Dataset excerpts
↓

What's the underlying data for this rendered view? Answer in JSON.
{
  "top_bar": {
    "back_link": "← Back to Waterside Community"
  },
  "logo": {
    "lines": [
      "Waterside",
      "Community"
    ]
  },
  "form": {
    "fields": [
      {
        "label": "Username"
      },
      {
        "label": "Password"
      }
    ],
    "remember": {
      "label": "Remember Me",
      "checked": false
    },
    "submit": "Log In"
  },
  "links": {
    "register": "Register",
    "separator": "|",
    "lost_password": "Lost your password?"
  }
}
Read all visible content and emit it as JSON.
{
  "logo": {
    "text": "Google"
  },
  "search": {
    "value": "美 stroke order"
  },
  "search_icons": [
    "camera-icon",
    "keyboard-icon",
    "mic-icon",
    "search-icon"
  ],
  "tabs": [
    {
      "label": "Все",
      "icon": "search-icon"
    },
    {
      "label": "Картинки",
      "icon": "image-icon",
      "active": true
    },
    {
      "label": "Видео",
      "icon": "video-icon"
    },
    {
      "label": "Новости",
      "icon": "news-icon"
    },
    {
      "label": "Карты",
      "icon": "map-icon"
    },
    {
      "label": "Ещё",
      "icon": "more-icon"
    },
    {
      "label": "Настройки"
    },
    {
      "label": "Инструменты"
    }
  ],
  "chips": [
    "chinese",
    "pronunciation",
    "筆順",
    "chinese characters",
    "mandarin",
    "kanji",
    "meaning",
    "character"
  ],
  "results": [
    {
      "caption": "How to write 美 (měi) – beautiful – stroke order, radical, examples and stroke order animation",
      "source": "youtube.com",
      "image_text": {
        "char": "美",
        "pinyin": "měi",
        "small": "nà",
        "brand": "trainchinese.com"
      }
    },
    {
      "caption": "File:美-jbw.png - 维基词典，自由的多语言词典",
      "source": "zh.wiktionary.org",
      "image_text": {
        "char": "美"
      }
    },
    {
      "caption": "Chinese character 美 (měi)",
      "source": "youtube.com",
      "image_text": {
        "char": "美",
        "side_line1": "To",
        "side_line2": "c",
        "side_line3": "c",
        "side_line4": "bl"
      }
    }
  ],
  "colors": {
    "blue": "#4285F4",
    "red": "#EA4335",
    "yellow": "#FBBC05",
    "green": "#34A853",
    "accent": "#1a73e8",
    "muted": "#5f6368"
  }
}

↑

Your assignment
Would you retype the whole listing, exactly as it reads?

Answer to the problem
What's the underlying data for this rendered view? Answer in JSON.
{
  "top_bar": {
    "back_link": "← Back to Waterside Community"
  },
  "logo": {
    "lines": [
      "Waterside",
      "Community"
    ]
  },
  "form": {
    "fields": [
      {
        "label": "Username"
      },
      {
        "label": "Password"
      }
    ],
    "remember": {
      "label": "Remember Me",
      "checked": false
    },
    "submit": "Log In"
  },
  "links": {
    "register": "Register",
    "separator": "|",
    "lost_password": "Lost your password?"
  }
}
Read all visible content and emit it as JSON.
{
  "logo": {
    "text": "Google"
  },
  "search": {
    "value": "美 stroke order"
  },
  "search_icons": [
    "camera-icon",
    "keyboard-icon",
    "mic-icon",
    "search-icon"
  ],
  "tabs": [
    {
      "label": "Все",
      "icon": "search-icon"
    },
    {
      "label": "Картинки",
      "icon": "image-icon",
      "active": true
    },
    {
      "label": "Видео",
      "icon": "video-icon"
    },
    {
      "label": "Новости",
      "icon": "news-icon"
    },
    {
      "label": "Карты",
      "icon": "map-icon"
    },
    {
      "label": "Ещё",
      "icon": "more-icon"
    },
    {
      "label": "Настройки"
    },
    {
      "label": "Инструменты"
    }
  ],
  "chips": [
    "chinese",
    "pronunciation",
    "筆順",
    "chinese characters",
    "mandarin",
    "kanji",
    "meaning",
    "character"
  ],
  "results": [
    {
      "caption": "How to write 美 (měi) – beautiful – stroke order, radical, examples and stroke order animation",
      "source": "youtube.com",
      "image_text": {
        "char": "美",
        "pinyin": "měi",
        "small": "nà",
        "brand": "trainchinese.com"
      }
    },
    {
      "caption": "File:美-jbw.png - 维基词典，自由的多语言词典",
      "source": "zh.wiktionary.org",
      "image_text": {
        "char": "美"
      }
    },
    {
      "caption": "Chinese character 美 (měi)",
      "source": "youtube.com",
      "image_text": {
        "char": "美",
        "side_line1": "To",
        "side_line2": "c",
        "side_line3": "c",
        "side_line4": "bl"
      }
    }
  ],
  "colors": {
    "blue": "#4285F4",
    "red": "#EA4335",
    "yellow": "#FBBC05",
    "green": "#34A853",
    "accent": "#1a73e8",
    "muted": "#5f6368"
  }
}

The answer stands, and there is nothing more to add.